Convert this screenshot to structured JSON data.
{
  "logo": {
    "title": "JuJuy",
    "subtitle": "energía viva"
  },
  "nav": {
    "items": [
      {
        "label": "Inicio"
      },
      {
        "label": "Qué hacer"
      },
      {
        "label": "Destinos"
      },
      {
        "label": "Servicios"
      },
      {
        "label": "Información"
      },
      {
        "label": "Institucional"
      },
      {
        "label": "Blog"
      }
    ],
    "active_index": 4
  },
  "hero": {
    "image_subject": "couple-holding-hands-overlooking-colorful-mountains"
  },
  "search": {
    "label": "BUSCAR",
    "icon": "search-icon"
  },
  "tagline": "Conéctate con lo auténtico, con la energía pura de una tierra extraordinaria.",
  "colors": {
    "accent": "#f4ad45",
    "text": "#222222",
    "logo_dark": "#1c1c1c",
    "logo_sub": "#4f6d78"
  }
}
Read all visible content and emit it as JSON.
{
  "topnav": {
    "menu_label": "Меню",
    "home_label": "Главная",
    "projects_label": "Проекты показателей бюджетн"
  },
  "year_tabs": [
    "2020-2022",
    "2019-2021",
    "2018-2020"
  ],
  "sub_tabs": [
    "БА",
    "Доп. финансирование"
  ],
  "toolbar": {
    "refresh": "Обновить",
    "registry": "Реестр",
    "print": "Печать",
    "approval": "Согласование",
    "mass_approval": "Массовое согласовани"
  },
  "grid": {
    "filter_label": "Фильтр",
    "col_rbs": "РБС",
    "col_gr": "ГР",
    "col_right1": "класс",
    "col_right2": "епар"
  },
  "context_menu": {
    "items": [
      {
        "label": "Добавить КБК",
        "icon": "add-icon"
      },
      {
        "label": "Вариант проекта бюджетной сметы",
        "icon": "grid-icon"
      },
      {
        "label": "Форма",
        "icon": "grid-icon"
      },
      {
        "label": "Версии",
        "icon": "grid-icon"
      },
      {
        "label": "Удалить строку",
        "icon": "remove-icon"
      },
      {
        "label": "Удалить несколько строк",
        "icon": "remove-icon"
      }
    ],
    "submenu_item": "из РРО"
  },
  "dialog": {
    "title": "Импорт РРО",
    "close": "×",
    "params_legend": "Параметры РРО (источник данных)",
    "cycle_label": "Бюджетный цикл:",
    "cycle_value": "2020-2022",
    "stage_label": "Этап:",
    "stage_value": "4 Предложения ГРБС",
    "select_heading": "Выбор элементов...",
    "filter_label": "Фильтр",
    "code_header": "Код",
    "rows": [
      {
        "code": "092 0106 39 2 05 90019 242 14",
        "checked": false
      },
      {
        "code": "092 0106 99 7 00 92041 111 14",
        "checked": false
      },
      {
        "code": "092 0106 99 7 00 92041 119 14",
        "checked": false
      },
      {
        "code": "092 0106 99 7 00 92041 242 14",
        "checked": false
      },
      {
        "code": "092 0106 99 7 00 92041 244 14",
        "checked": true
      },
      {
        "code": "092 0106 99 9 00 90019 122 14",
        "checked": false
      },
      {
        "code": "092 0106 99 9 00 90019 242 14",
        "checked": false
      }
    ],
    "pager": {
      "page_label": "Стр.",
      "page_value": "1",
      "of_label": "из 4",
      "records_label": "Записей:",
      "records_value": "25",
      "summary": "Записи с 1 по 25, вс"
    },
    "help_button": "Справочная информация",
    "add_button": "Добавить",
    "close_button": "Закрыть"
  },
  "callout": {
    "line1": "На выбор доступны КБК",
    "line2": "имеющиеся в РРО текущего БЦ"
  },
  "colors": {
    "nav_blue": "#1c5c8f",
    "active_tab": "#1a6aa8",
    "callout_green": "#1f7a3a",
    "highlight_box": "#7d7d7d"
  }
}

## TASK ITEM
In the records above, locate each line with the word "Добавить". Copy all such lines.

## RESULT BELOW
        "label": "Добавить КБК",
    "add_button": "Добавить",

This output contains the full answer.